RECORD EXTRACTS |
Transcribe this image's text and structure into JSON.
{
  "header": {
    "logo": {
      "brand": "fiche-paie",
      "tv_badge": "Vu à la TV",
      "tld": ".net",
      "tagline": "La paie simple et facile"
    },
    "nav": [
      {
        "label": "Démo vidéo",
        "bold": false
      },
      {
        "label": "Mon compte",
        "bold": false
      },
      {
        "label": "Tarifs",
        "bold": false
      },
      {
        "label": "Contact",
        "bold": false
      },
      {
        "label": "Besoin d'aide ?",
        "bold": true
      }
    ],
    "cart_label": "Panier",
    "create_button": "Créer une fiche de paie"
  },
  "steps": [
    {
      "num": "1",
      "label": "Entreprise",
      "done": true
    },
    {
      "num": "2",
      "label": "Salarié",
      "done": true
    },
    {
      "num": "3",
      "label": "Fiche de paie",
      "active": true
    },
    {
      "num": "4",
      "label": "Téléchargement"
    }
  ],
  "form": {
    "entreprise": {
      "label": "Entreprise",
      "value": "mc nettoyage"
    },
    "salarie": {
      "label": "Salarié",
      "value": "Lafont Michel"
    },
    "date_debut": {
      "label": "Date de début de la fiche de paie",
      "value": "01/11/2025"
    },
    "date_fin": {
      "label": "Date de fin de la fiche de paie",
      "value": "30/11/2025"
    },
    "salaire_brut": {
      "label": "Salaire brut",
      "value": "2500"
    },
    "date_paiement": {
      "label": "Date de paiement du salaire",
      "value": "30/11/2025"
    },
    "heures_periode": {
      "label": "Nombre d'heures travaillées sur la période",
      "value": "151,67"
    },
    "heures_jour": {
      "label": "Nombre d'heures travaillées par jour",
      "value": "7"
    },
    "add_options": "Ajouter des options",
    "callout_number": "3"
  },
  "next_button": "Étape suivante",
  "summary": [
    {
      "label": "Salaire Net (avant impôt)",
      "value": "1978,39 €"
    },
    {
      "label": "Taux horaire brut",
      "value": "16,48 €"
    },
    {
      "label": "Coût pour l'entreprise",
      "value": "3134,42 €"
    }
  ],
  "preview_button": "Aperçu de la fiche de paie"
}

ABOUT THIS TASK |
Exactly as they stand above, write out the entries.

RESULT FOR THIS EXERCISE |
Transcribe this image's text and structure into JSON.
{
  "header": {
    "logo": {
      "brand": "fiche-paie",
      "tv_badge": "Vu à la TV",
      "tld": ".net",
      "tagline": "La paie simple et facile"
    },
    "nav": [
      {
        "label": "Démo vidéo",
        "bold": false
      },
      {
        "label": "Mon compte",
        "bold": false
      },
      {
        "label": "Tarifs",
        "bold": false
      },
      {
        "label": "Contact",
        "bold": false
      },
      {
        "label": "Besoin d'aide ?",
        "bold": true
      }
    ],
    "cart_label": "Panier",
    "create_button": "Créer une fiche de paie"
  },
  "steps": [
    {
      "num": "1",
      "label": "Entreprise",
      "done": true
    },
    {
      "num": "2",
      "label": "Salarié",
      "done": true
    },
    {
      "num": "3",
      "label": "Fiche de paie",
      "active": true
    },
    {
      "num": "4",
      "label": "Téléchargement"
    }
  ],
  "form": {
    "entreprise": {
      "label": "Entreprise",
      "value": "mc nettoyage"
    },
    "salarie": {
      "label": "Salarié",
      "value": "Lafont Michel"
    },
    "date_debut": {
      "label": "Date de début de la fiche de paie",
      "value": "01/11/2025"
    },
    "date_fin": {
      "label": "Date de fin de la fiche de paie",
      "value": "30/11/2025"
    },
    "salaire_brut": {
      "label": "Salaire brut",
      "value": "2500"
    },
    "date_paiement": {
      "label": "Date de paiement du salaire",
      "value": "30/11/2025"
    },
    "heures_periode": {
      "label": "Nombre d'heures travaillées sur la période",
      "value": "151,67"
    },
    "heures_jour": {
      "label": "Nombre d'heures travaillées par jour",
      "value": "7"
    },
    "add_options": "Ajouter des options",
    "callout_number": "3"
  },
  "next_button": "Étape suivante",
  "summary": [
    {
      "label": "Salaire Net (avant impôt)",
      "value": "1978,39 €"
    },
    {
      "label": "Taux horaire brut",
      "value": "16,48 €"
    },
    {
      "label": "Coût pour l'entreprise",
      "value": "3134,42 €"
    }
  ],
  "preview_button": "Aperçu de la fiche de paie"
}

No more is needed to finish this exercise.